The filled set comprises;
A Sèvres porcelain tea service each piece finely painted with flowers: a teapot and cover; sugar bowl and cover; milk jug, two cups and saucers; two small covered pots and covers.
Four glass faceted bottles for loose tea with mounts, stoppers and chains all of silver-gilt; two slim glass faceted bottles for scented water, the mounts, stoppers and chains all of silver-gilt.
A fine silver-gilt small beaker and fluted saucer (for drinking the scented water), two silver-gilt spoons with rococo designs on the handles; a silver-gilt funnel; a silver-gilt tongue scraper and ear pick; a silver-gilt paper cutter or fruit knife; a silver-gilt patch box; a silver-gilt bodkin; a gold thimble; a pair of steel and silver-gilt decorated scissors.
The silver-gilt, or vermeil discharge marks, or poinçon décharge are for the marks of the Fermiers Généreaux for the jurisdiction of Paris: 1762-68.
The gold thimble and silver-gilt bodkin have 19th Century marks.
The Sèvres porcelain marked with the date letter L for 1764, and with M for 1765. Various painters’ marks as detailed:
Teapot, Thiérè:date letter M for 1765 painted by Jean-Baptiste NOUALHIER l’âiné ( 1757-66 ~ flower painter)
Sugar-boowl, pot à sucre Bouret: indiscernible painter’s marks.
Condition: small chip under the glaze, in the manufacture inside the flange of the lid.
Jug,pot à lait à trois pieds,date letter M for 1765; painted by Claude Antoine TARDY (1757-95 ~ flower painter)
Cup and saucer, – goblet Litron,date letter M on both for 1765; cup - painted by PECQUERY (1763-68 ); Saucer painted by BF perhaps J C BIENFAIT, (c.1765,1768-70, flower painter). See: Peters Part II, p. 87. Unattributed marks.
Cup and saucer, goblet Litron,both pieces with date letter M for 1765, cup with no painter’s mark; Saucer painted by BF perhaps J C BIENFAIT, (c.1765,1768-70, flower painter). See: Peters, Part II, p.87. Unattributed marks.
Condition: small chip by suspension hole on footrim of saucer, probably issuing from the hole.

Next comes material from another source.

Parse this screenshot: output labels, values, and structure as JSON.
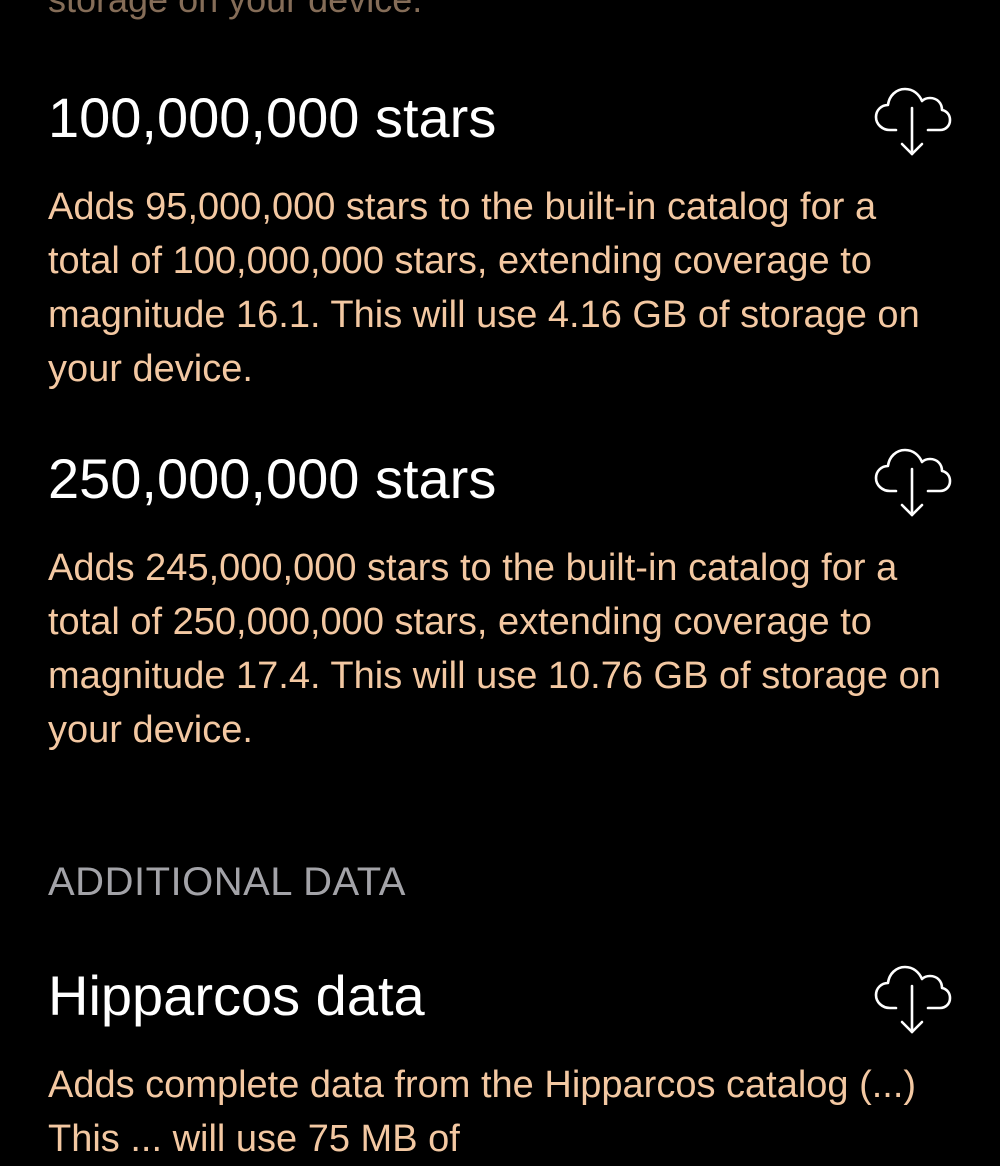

Small pot and cover, pot à fard,date letter L for 1764, painted by GC, Unattributed painter (C.1764)
Small pot and cover, pot à fard,date letter M for 1765 painted by Louis-François PRISETTE (1764-70)
It is unusual to find fitted boxes with sewing implements. At this date, they were commonly fitted with an equipage for tea and or drinking implements for scented waters. Most boxes were made of un-lacquered wood, which would have been more suitable for travel.
Therefore, this Coffre de Voyagewas very likely to have been a special order from a Parisian Marchand-Mercierand would have been a most expensive and luxurious article, as both the box and the contents are of a high quality.
Vernis Martin and the Martin family.
Vernis Martin is the name given to a lustrous style of lacquer-ware. The name vernis Martin, literally ‘Martin varnish’, has become a generic term for French mid-18th century lacquer-ware. A bronze or gold powder was added to the varnish, a process perfected by the Martin family. There were many other manufactures making such wares in France, but the Martin family wares were of the highest quality. The factory was run by the four Martin brothers: Guillaume, Etienne-Simon, Robert and Julien from before 1730 to c.1770. In 1730, Guillaume and Robert perfected a composition, which was patented, thus giving their own name to this type of lacquer-ware
Their characteristic colours were an orangey-red and different shades of green.In 1748 their factory became part of the Royal Factory of Furnishings orvernisseurs du Roi.
Among their commissions were coaches for and rooms at Versailles. Their name is also associated with all types of lacquered furniture, boxes, snuff boxes, fans, and many different types of quality lacquer ware.